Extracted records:
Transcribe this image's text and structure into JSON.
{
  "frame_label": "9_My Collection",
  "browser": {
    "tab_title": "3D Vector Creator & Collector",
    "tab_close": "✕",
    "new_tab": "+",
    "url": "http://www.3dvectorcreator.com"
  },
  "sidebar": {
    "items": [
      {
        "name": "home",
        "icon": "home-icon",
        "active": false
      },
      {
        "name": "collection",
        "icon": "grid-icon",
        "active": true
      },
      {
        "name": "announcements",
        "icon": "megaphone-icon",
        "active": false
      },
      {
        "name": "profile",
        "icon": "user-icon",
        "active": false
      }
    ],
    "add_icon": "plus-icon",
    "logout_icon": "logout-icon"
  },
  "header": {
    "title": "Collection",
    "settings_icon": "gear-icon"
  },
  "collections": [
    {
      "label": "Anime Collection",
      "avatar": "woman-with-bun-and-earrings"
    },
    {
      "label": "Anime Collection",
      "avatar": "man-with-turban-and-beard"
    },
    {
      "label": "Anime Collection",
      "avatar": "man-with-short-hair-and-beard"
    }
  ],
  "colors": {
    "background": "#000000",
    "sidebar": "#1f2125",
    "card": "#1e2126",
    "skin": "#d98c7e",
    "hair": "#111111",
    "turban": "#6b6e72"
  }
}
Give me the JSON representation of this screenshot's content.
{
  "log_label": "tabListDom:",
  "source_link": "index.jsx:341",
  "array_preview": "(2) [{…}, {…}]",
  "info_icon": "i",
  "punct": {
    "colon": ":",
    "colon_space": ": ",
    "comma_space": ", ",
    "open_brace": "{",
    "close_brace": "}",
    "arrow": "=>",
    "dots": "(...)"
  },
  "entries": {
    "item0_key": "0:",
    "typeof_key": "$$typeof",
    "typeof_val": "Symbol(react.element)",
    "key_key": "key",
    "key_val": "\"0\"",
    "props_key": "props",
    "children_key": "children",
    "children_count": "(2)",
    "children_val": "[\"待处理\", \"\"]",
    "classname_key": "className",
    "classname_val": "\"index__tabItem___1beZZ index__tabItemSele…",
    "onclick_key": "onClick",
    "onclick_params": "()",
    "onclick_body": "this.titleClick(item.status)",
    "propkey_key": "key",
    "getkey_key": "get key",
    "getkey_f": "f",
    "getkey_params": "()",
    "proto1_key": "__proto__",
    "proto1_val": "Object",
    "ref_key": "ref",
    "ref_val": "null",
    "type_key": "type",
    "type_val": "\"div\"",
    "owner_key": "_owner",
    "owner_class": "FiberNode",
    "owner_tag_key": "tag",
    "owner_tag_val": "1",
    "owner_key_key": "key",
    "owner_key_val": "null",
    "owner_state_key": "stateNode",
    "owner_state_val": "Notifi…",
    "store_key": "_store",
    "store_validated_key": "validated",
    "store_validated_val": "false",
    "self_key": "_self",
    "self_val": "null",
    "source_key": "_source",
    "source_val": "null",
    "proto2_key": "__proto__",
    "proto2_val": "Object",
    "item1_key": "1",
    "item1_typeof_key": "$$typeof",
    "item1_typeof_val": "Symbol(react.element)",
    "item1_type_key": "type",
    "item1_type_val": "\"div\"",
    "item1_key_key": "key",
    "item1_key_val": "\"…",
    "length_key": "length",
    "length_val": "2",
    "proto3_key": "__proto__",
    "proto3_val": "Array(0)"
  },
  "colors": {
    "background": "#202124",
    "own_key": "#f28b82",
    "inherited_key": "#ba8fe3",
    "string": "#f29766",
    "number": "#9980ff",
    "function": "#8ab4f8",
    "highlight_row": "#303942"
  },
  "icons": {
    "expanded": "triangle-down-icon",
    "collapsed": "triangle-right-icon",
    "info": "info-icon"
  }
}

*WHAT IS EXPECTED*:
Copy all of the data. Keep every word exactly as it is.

*TASK RESULT*:
Transcribe this image's text and structure into JSON.
{
  "frame_label": "9_My Collection",
  "browser": {
    "tab_title": "3D Vector Creator & Collector",
    "tab_close": "✕",
    "new_tab": "+",
    "url": "http://www.3dvectorcreator.com"
  },
  "sidebar": {
    "items": [
      {
        "name": "home",
        "icon": "home-icon",
        "active": false
      },
      {
        "name": "collection",
        "icon": "grid-icon",
        "active": true
      },
      {
        "name": "announcements",
        "icon": "megaphone-icon",
        "active": false
      },
      {
        "name": "profile",
        "icon": "user-icon",
        "active": false
      }
    ],
    "add_icon": "plus-icon",
    "logout_icon": "logout-icon"
  },
  "header": {
    "title": "Collection",
    "settings_icon": "gear-icon"
  },
  "collections": [
    {
      "label": "Anime Collection",
      "avatar": "woman-with-bun-and-earrings"
    },
    {
      "label": "Anime Collection",
      "avatar": "man-with-turban-and-beard"
    },
    {
      "label": "Anime Collection",
      "avatar": "man-with-short-hair-and-beard"
    }
  ],
  "colors": {
    "background": "#000000",
    "sidebar": "#1f2125",
    "card": "#1e2126",
    "skin": "#d98c7e",
    "hair": "#111111",
    "turban": "#6b6e72"
  }
}
Give me the JSON representation of this screenshot's content.
{
  "log_label": "tabListDom:",
  "source_link": "index.jsx:341",
  "array_preview": "(2) [{…}, {…}]",
  "info_icon": "i",
  "punct": {
    "colon": ":",
    "colon_space": ": ",
    "comma_space": ", ",
    "open_brace": "{",
    "close_brace": "}",
    "arrow": "=>",
    "dots": "(...)"
  },
  "entries": {
    "item0_key": "0:",
    "typeof_key": "$$typeof",
    "typeof_val": "Symbol(react.element)",
    "key_key": "key",
    "key_val": "\"0\"",
    "props_key": "props",
    "children_key": "children",
    "children_count": "(2)",
    "children_val": "[\"待处理\", \"\"]",
    "classname_key": "className",
    "classname_val": "\"index__tabItem___1beZZ index__tabItemSele…",
    "onclick_key": "onClick",
    "onclick_params": "()",
    "onclick_body": "this.titleClick(item.status)",
    "propkey_key": "key",
    "getkey_key": "get key",
    "getkey_f": "f",
    "getkey_params": "()",
    "proto1_key": "__proto__",
    "proto1_val": "Object",
    "ref_key": "ref",
    "ref_val": "null",
    "type_key": "type",
    "type_val": "\"div\"",
    "owner_key": "_owner",
    "owner_class": "FiberNode",
    "owner_tag_key": "tag",
    "owner_tag_val": "1",
    "owner_key_key": "key",
    "owner_key_val": "null",
    "owner_state_key": "stateNode",
    "owner_state_val": "Notifi…",
    "store_key": "_store",
    "store_validated_key": "validated",
    "store_validated_val": "false",
    "self_key": "_self",
    "self_val": "null",
    "source_key": "_source",
    "source_val": "null",
    "proto2_key": "__proto__",
    "proto2_val": "Object",
    "item1_key": "1",
    "item1_typeof_key": "$$typeof",
    "item1_typeof_val": "Symbol(react.element)",
    "item1_type_key": "type",
    "item1_type_val": "\"div\"",
    "item1_key_key": "key",
    "item1_key_val": "\"…",
    "length_key": "length",
    "length_val": "2",
    "proto3_key": "__proto__",
    "proto3_val": "Array(0)"
  },
  "colors": {
    "background": "#202124",
    "own_key": "#f28b82",
    "inherited_key": "#ba8fe3",
    "string": "#f29766",
    "number": "#9980ff",
    "function": "#8ab4f8",
    "highlight_row": "#303942"
  },
  "icons": {
    "expanded": "triangle-down-icon",
    "collapsed": "triangle-right-icon",
    "info": "info-icon"
  }
}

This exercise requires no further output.